Photo courtesy of the USAF (and Forrest).

Cool stuff!  Looks like an Estes Big Bertha was his testbed.

Oh, yeah, then there's the whole deal about his rocket flashers leading to MITS and the legendary Altair 8800 microcomputer.  Yeah, cool stuff!

Here are other links about the author:


  1. I don't think either of those payloads would fit inside a Bertha... especially not the guidance system!

  2. Dick,

    It was a Big Bertha or homemade copy. I went to Vietnam with a footlocker loaded with rocket and electronic supplies and hardly any clothes. Since I worked at night (aerial photo interpretation officer), the rocket launches could be done during the day. The night launches were before I went to work (midnight).

    The gunship episode was pretty serious. It really looked as if they were going to shoot us with the 0.50 cal. This is why so few of the boys showed up after I got permission to continue launches from the old race track.

    A photo of my MITS-era workbench with the original light flasher and some rockets is on both my main web sites (see below).


    Forrest M. Mims III

  3. EGE: see Forrest's comments ;)

    Forrest: And we worry about park rangers, locals, and even the BATFE...none of whom pack 0.50 cals. Thanks for reminding me about those links.

  4. EGE: The rocket in the photo (see my editorial in the January THE CITIZEN SCIENTIST at was not fully guided. It was fitted with a rotating shutter that controlled whether or not air entering the forward facing port was jetted out the side of the nose cone. A sequence of radio pulses (controlled by the tape recorder in the photo) produced sideways thrusting at the nose, which altered the flight path. The trajectory changes were recorded by photographing the smoke trail.

    The sun seeking rockets that I built were much smaller. They used a turbine that was spun by ram air and which diverted the air stream out a series of ports around the nose cone. When a photodiode received less than full sunlight through the ram air port, the turbine was braked. This caused a corrective jet of air to push the rocket back toward the sun.

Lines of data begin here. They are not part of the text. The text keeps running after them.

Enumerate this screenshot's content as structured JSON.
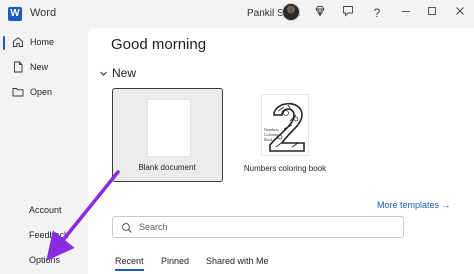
{
  "titlebar": {
    "app_name": "Word",
    "app_logo_letter": "W",
    "user_name": "Pankil Shah"
  },
  "sidebar": {
    "items": [
      {
        "label": "Home",
        "icon": "home-icon",
        "active": true
      },
      {
        "label": "New",
        "icon": "new-document-icon",
        "active": false
      },
      {
        "label": "Open",
        "icon": "folder-icon",
        "active": false
      }
    ],
    "bottom": {
      "account": "Account",
      "feedback": "Feedback",
      "options": "Options"
    }
  },
  "main": {
    "greeting": "Good morning",
    "new_section": "New",
    "templates": [
      {
        "label": "Blank document",
        "selected": true
      },
      {
        "label": "Numbers coloring book",
        "cover_text": "Numbers Coloring Book",
        "selected": false
      }
    ],
    "more_templates": "More templates →",
    "search": {
      "placeholder": "Search",
      "value": ""
    },
    "tabs": [
      {
        "label": "Recent",
        "active": true
      },
      {
        "label": "Pinned",
        "active": false
      },
      {
        "label": "Shared with Me",
        "active": false
      }
    ]
  },
  "annotation": {
    "arrow_color": "#8a2be2",
    "points_to": "Options"
  },
  "colors": {
    "accent": "#185abd",
    "link": "#1e5bb5",
    "sidebar_bg": "#f3f3f3",
    "main_bg": "#ffffff"
  }
}
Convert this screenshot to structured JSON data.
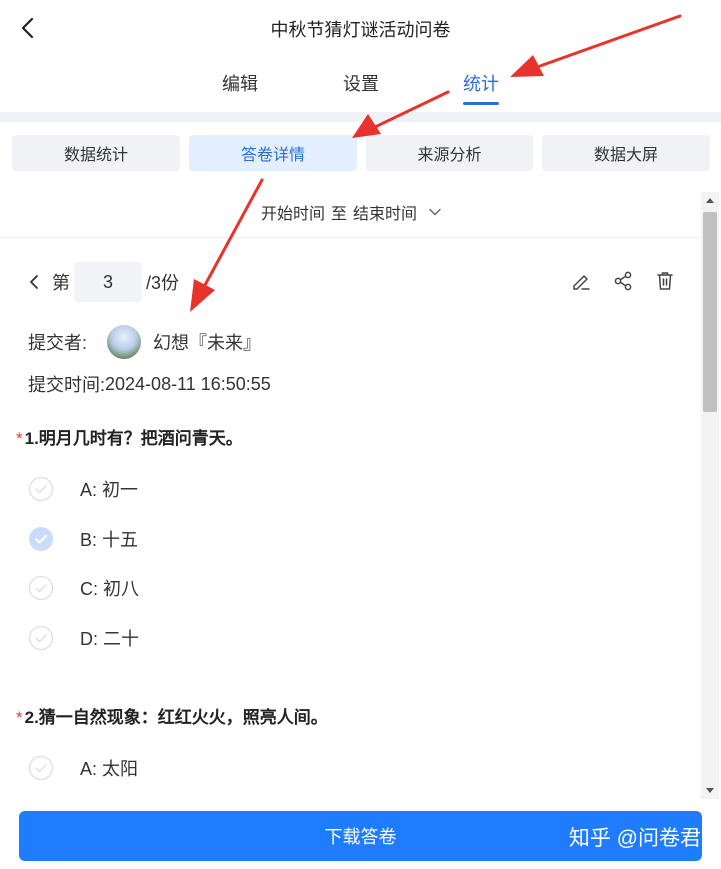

When the photodiode was again illuminated, the brake was switched off and the turbine continued to spin.

    This system was launched multiple times, and obvious course changes were photographed. The problem was that the braking of the turbine caused the rocket to spin, which negated the ram air control force. I was working on a dual system with motor driven (no turbine), oppositely rotating air deflectors to cancel this effect when MITS began taking all my time.


  5. Okay, that makes a bit more sense. Thanks.